→ Prompt
Output all of the listing, leaving every line exactly as written.

-=-=-=-=-

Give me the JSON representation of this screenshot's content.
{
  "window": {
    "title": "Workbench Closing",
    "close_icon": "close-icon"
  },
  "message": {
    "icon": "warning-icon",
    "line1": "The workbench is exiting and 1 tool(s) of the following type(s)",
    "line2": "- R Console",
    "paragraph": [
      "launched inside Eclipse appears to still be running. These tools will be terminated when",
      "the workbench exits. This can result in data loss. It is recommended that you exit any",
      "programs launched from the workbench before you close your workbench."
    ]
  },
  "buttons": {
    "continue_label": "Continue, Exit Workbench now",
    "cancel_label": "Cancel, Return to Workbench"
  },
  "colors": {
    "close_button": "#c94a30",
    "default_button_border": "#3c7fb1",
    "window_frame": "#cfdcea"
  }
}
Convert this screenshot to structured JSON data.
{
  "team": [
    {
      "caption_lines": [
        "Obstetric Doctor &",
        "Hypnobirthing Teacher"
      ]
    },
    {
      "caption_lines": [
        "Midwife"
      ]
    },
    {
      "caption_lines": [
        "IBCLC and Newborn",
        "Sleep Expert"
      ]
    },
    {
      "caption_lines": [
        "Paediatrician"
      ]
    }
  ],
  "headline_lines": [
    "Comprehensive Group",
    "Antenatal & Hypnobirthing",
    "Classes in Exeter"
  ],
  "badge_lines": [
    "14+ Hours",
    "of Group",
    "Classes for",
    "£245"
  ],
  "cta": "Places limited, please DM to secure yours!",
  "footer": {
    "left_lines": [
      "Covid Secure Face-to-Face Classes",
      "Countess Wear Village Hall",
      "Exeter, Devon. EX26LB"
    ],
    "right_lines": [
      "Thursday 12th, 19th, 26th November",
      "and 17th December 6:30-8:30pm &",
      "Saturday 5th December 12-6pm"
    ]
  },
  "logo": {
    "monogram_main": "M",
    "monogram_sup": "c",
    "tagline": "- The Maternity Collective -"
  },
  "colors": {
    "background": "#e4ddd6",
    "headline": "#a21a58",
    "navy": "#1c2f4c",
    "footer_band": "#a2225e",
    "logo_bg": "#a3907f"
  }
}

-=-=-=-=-

→ Response to this exercise
Give me the JSON representation of this screenshot's content.
{
  "window": {
    "title": "Workbench Closing",
    "close_icon": "close-icon"
  },
  "message": {
    "icon": "warning-icon",
    "line1": "The workbench is exiting and 1 tool(s) of the following type(s)",
    "line2": "- R Console",
    "paragraph": [
      "launched inside Eclipse appears to still be running. These tools will be terminated when",
      "the workbench exits. This can result in data loss. It is recommended that you exit any",
      "programs launched from the workbench before you close your workbench."
    ]
  },
  "buttons": {
    "continue_label": "Continue, Exit Workbench now",
    "cancel_label": "Cancel, Return to Workbench"
  },
  "colors": {
    "close_button": "#c94a30",
    "default_button_border": "#3c7fb1",
    "window_frame": "#cfdcea"
  }
}
Convert this screenshot to structured JSON data.
{
  "team": [
    {
      "caption_lines": [
        "Obstetric Doctor &",
        "Hypnobirthing Teacher"
      ]
    },
    {
      "caption_lines": [
        "Midwife"
      ]
    },
    {
      "caption_lines": [
        "IBCLC and Newborn",
        "Sleep Expert"
      ]
    },
    {
      "caption_lines": [
        "Paediatrician"
      ]
    }
  ],
  "headline_lines": [
    "Comprehensive Group",
    "Antenatal & Hypnobirthing",
    "Classes in Exeter"
  ],
  "badge_lines": [
    "14+ Hours",
    "of Group",
    "Classes for",
    "£245"
  ],
  "cta": "Places limited, please DM to secure yours!",
  "footer": {
    "left_lines": [
      "Covid Secure Face-to-Face Classes",
      "Countess Wear Village Hall",
      "Exeter, Devon. EX26LB"
    ],
    "right_lines": [
      "Thursday 12th, 19th, 26th November",
      "and 17th December 6:30-8:30pm &",
      "Saturday 5th December 12-6pm"
    ]
  },
  "logo": {
    "monogram_main": "M",
    "monogram_sup": "c",
    "tagline": "- The Maternity Collective -"
  },
  "colors": {
    "background": "#e4ddd6",
    "headline": "#a21a58",
    "navy": "#1c2f4c",
    "footer_band": "#a2225e",
    "logo_bg": "#a3907f"
  }
}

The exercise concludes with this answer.